Taking Your Course Online includes the experiences of a cohort of faculty that responded to a University - wide call for faculty interested in developing online courses for summer session. This group participated in a series of workshops that addressed various aspects of developing online courses and online pedagogy. All of the authors taught their new online course over a subsequent 10-week summer session, and many of them have done so subsequently as well. Their experiences have great currency in the ever-changing world of online teaching. Because the collection represents the work of teachers exposed to best practices and many discussions concerning rigor, assessment, and accountability, it provides support for the viability of online teaching/learning in an environment frequently plagued by doubts about its effectiveness.
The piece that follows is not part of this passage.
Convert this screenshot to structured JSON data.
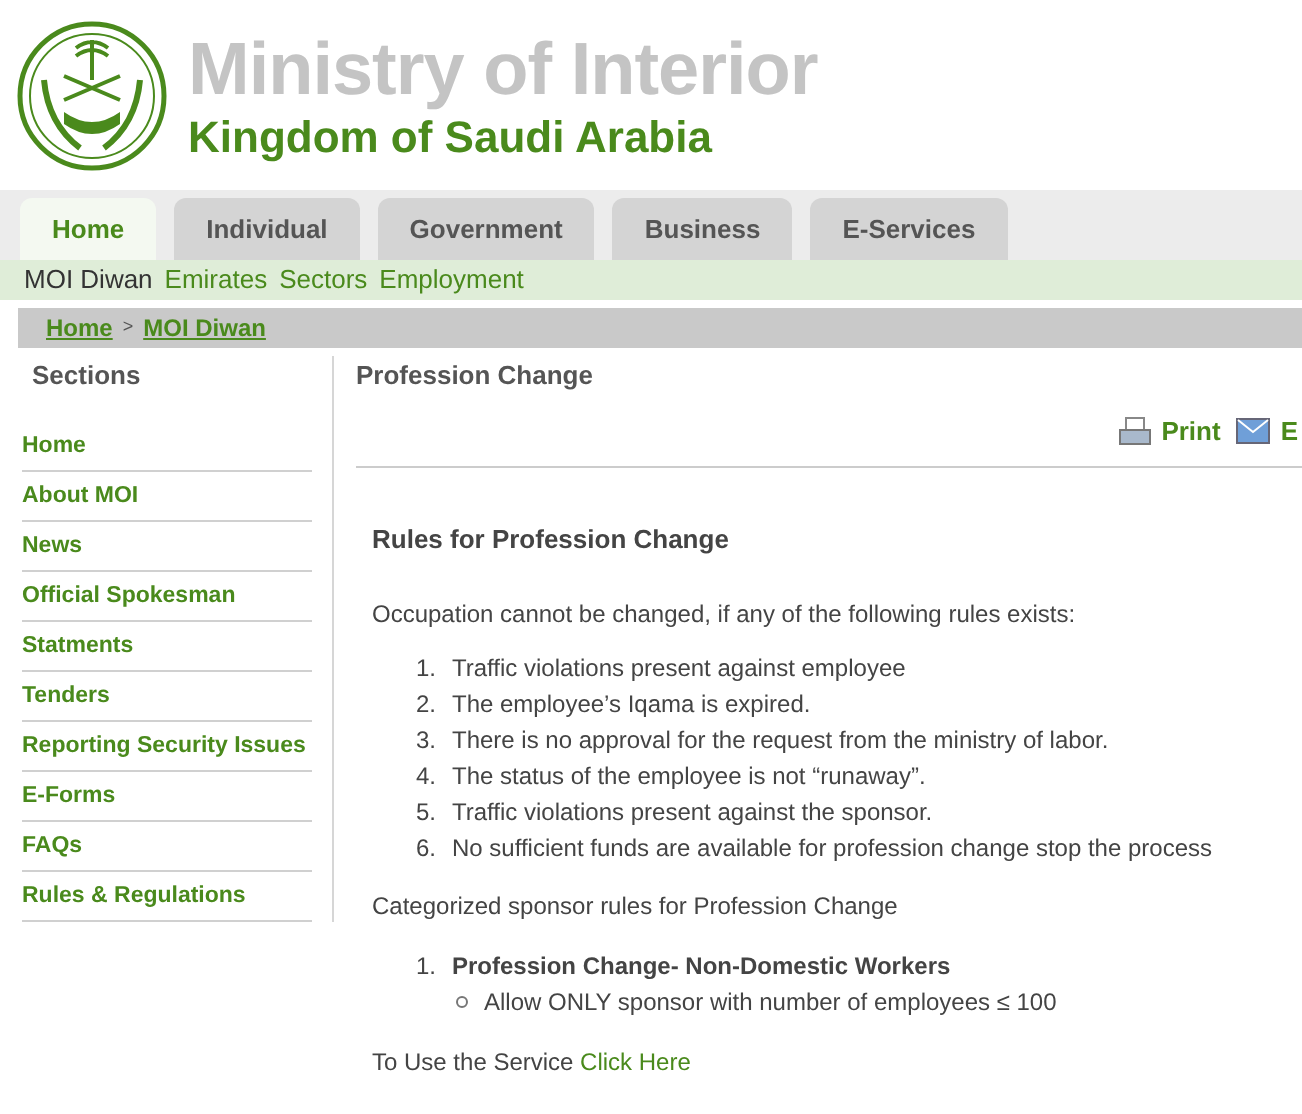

Practitioners using this book will learn how to turn their face-to-face course into an online course successfully, understand best practices for transitioning courses/online teaching, minimize errors and avoid pitfalls in the transition process, and maximize learning. Faculty development professionals can use this book as a resource to teach faculty from a wide range of disciplines how to transition from the actual to the virtual classroom. Administrators such as deans and program chairs will gain useful insights into ways to think about taking entire programs online, as well as how to guide faculty in their development of pedagogical skills pertinent to online learning.